Ishiguro: “In the past, I had written about characters’ failings…With NLMG I felt that for the first time I had given myself permission to focus on the positive aspects of human beings. OK, they might be flawed. They might be prone to the usual human emotions like jealousy and pettiness and so on. But I wanted to show three people who were essentially decent. When they finally realize their time is limited, I wanted them…to care most about each other and setting things right. So for me, it was saying positive things about human beings against the rather bleak fact of our mortality.” (The Paris Review)

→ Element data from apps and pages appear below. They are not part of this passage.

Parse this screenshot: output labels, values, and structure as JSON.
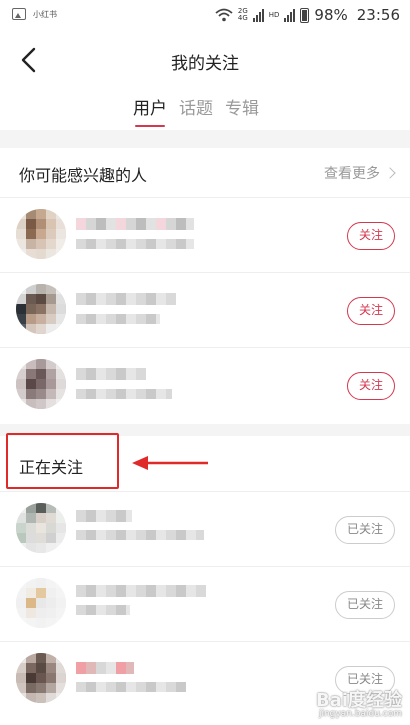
{
  "status_bar": {
    "app_label": "小红书",
    "network_top": "2G",
    "network_bottom": "4G",
    "hd_label": "HD",
    "battery": "98%",
    "time": "23:56"
  },
  "header": {
    "title": "我的关注",
    "tabs": [
      {
        "label": "用户",
        "active": true
      },
      {
        "label": "话题",
        "active": false
      },
      {
        "label": "专辑",
        "active": false
      }
    ]
  },
  "suggested": {
    "title": "你可能感兴趣的人",
    "see_more": "查看更多",
    "follow_label": "关注"
  },
  "following": {
    "title": "正在关注",
    "followed_label": "已关注"
  },
  "watermark": {
    "brand": "Bai度经验",
    "site": "jingyan.baidu.com"
  },
  "colors": {
    "accent": "#d4384f",
    "annotation": "#e02a2a"
  }
}
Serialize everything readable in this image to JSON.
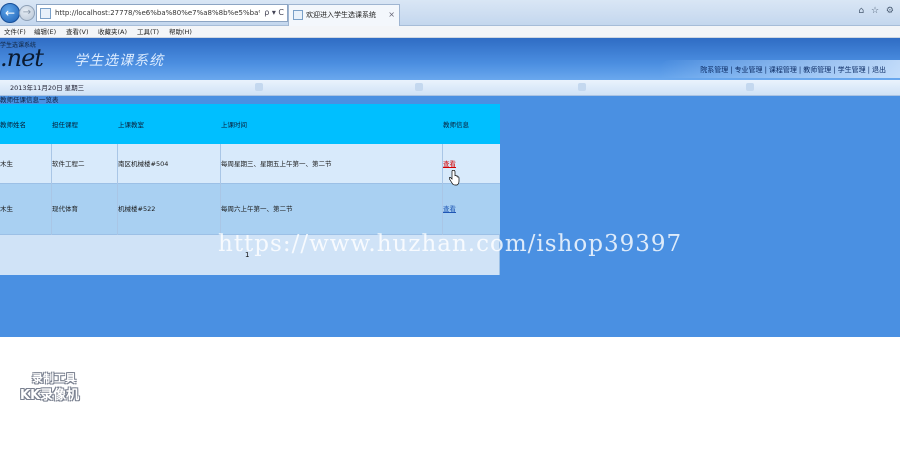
{
  "browser": {
    "address_url": "http://localhost:27778/%e6%ba%80%e7%a8%8b%e5%ba%8f/",
    "address_tools": "ρ ▾ C",
    "tab_title": "欢迎进入学生选课系统",
    "tab_close": "×",
    "system_icons": "⌂ ☆ ⚙"
  },
  "menubar": {
    "items": [
      "文件(F)",
      "编辑(E)",
      "查看(V)",
      "收藏夹(A)",
      "工具(T)",
      "帮助(H)"
    ]
  },
  "header": {
    "logo_small": "学生选课系统",
    "logo": ".net",
    "system_title": "学生选课系统",
    "nav": [
      "院系管理",
      "专业管理",
      "课程管理",
      "教师管理",
      "学生管理",
      "退出"
    ],
    "nav_separator": "|"
  },
  "datebar": {
    "date_text": "2013年11月20日 星期三"
  },
  "list": {
    "title": "教师任课信息一览表",
    "columns": [
      "教师姓名",
      "担任课程",
      "上课教室",
      "上课时间",
      "教师信息"
    ],
    "rows": [
      {
        "teacher": "木生",
        "course": "软件工程二",
        "room": "南区机械楼#504",
        "time": "每周星期三、星期五上午第一、第二节",
        "action": "查看"
      },
      {
        "teacher": "木生",
        "course": "现代体育",
        "room": "机械楼#522",
        "time": "每周六上午第一、第二节",
        "action": "查看"
      }
    ],
    "page": "1"
  },
  "overlay": {
    "watermark": "https://www.huzhan.com/ishop39397",
    "recorder_line1": "录制工具",
    "recorder_line2": "KK录像机"
  },
  "colors": {
    "content_bg": "#4a90e2",
    "table_header": "#00bfff",
    "row_odd": "#d8eafb",
    "row_even": "#a9d0f2",
    "action_active": "#d40000",
    "action_link": "#1f56b5"
  }
}
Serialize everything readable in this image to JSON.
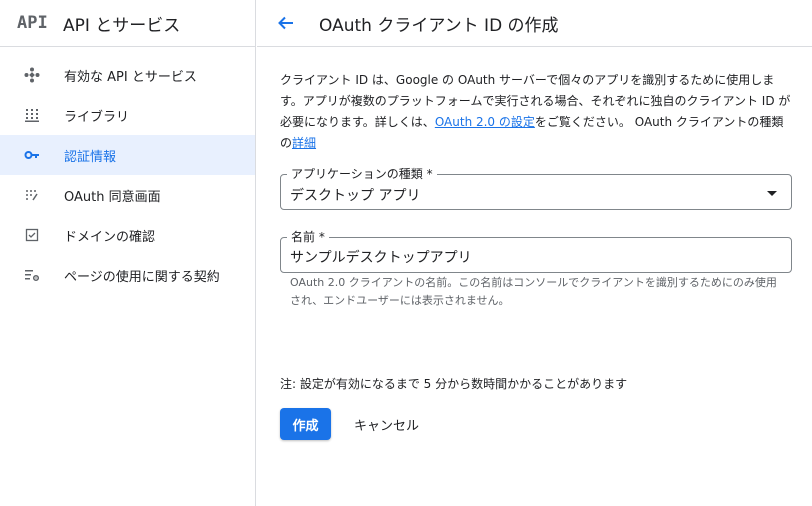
{
  "sidebar": {
    "logo": "API",
    "title": "API とサービス",
    "items": [
      {
        "label": "有効な API とサービス",
        "icon": "api-diamond-icon",
        "active": false
      },
      {
        "label": "ライブラリ",
        "icon": "library-icon",
        "active": false
      },
      {
        "label": "認証情報",
        "icon": "key-icon",
        "active": true
      },
      {
        "label": "OAuth 同意画面",
        "icon": "consent-dots-icon",
        "active": false
      },
      {
        "label": "ドメインの確認",
        "icon": "checkbox-icon",
        "active": false
      },
      {
        "label": "ページの使用に関する契約",
        "icon": "settings-list-icon",
        "active": false
      }
    ]
  },
  "header": {
    "title": "OAuth クライアント ID の作成"
  },
  "main": {
    "desc_part1": "クライアント ID は、Google の OAuth サーバーで個々のアプリを識別するために使用します。アプリが複数のプラットフォームで実行される場合、それぞれに独自のクライアント ID が必要になります。詳しくは、",
    "desc_link1": "OAuth 2.0 の設定",
    "desc_part2": "をご覧ください。 OAuth クライアントの種類の",
    "desc_link2": "詳細",
    "app_type": {
      "label": "アプリケーションの種類 *",
      "value": "デスクトップ アプリ"
    },
    "name_field": {
      "label": "名前 *",
      "value": "サンプルデスクトップアプリ",
      "helper": "OAuth 2.0 クライアントの名前。この名前はコンソールでクライアントを識別するためにのみ使用され、エンドユーザーには表示されません。"
    },
    "note": "注: 設定が有効になるまで 5 分から数時間かかることがあります",
    "create_label": "作成",
    "cancel_label": "キャンセル"
  },
  "colors": {
    "accent": "#1a73e8",
    "active_bg": "#e8f0fe",
    "border": "#dadce0"
  }
}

3.    At what point in the story did you realize the full meaning of “donor” and “complete”?

4.    One of the most common criticisms of the story is that the students never take action to change their fate. Did this bother you? How do you respond to the author’s explanation of his choice:

“It’s something I do instinctively in my writing,” says Ishiguro “and with this book it was a very important feature that escape was not an option. It’s about how we’re all aware of our fate, in that we have a limited time in life. Escape isn’t an issue in the book, because it’s never really an option in our own lives. Characters like Stevens and the kids in Never Let Me Go do what we all do; try to give meaning to our lives by fulfilling some sort of duty.”

5.    Kathy’s narration is a key to the novel’s disquieting effect. Was the choice of Kathy’s perspective a wise one? How would the novel be different if narrated from Tommy’s point of view, or Ruth’s, or even Miss Emily’s?

6.    What are some of Ruth’s most striking character traits? How might her social behavior, at Hailsham and later at the Cottages, be explained? Why does she seek her “possible” so earnestly?

7.    Art is a recurring motif throughout Never Let Me Go. In which scenes is art a topic? What is the importance to the students as children? As adults? To the story’s themes?

8.    Speaking of love, what is the importance of the myth of deferral – both to the students and to the narrative? As you read, did you have hope that this was a real possibility for them?

9.    Why do you think there was so much attention given to sexual urges and relationships? Is it simply because the story focuses on adolescents and young adults, or is there another explanation?

10.    How is the students’ inability to have children significant?

11.    What is the significance of the title?

12.    What were your reactions to the meeting with Miss Emily and Madame?

13.    Is it surprising that Miss Emily admits feeling revulsion for the children at Hailsham?

14.    What is the book saying about childhood? Think about this, too, in the context of Miss Lucy, who wanted to make the children more aware of the future that awaited them. In contrast, Miss Emily claims they were able to give them something precious – “we gave you your childhoods” (p. 268).  In the context of the story as a whole, is this a valid argument?

15.    One the distinguishing features of Ishiguro’s novels is his prose style. How would you characterize his writing? How did you respond to it?

16.    If you have seen the recent movie adaptation, what impressed you? What disappointed you? Which did you find more poignant?

17.    Did this novel surprise you? Would you be open to reading another like it? Are there similar books you might suggest?

Other Resources:

Abe Books discussion questions
Lit Lovers discussion questions
Kazuo Ishiguro interviewed by Allan Gregg
Book review by The Guardian
Book review by The New York Times
Ethics of cloning Wikipedia page
Trailer for movie adaptation

If you liked Never Let Me Go, try…

Oryx and Crake by Margaret Atwood
Beyond Black by Hillary Mantel
The Leftovers by Tom Perrotta

Oryx and Crake book cover     Beyond Black book coverthe Leftovers book cover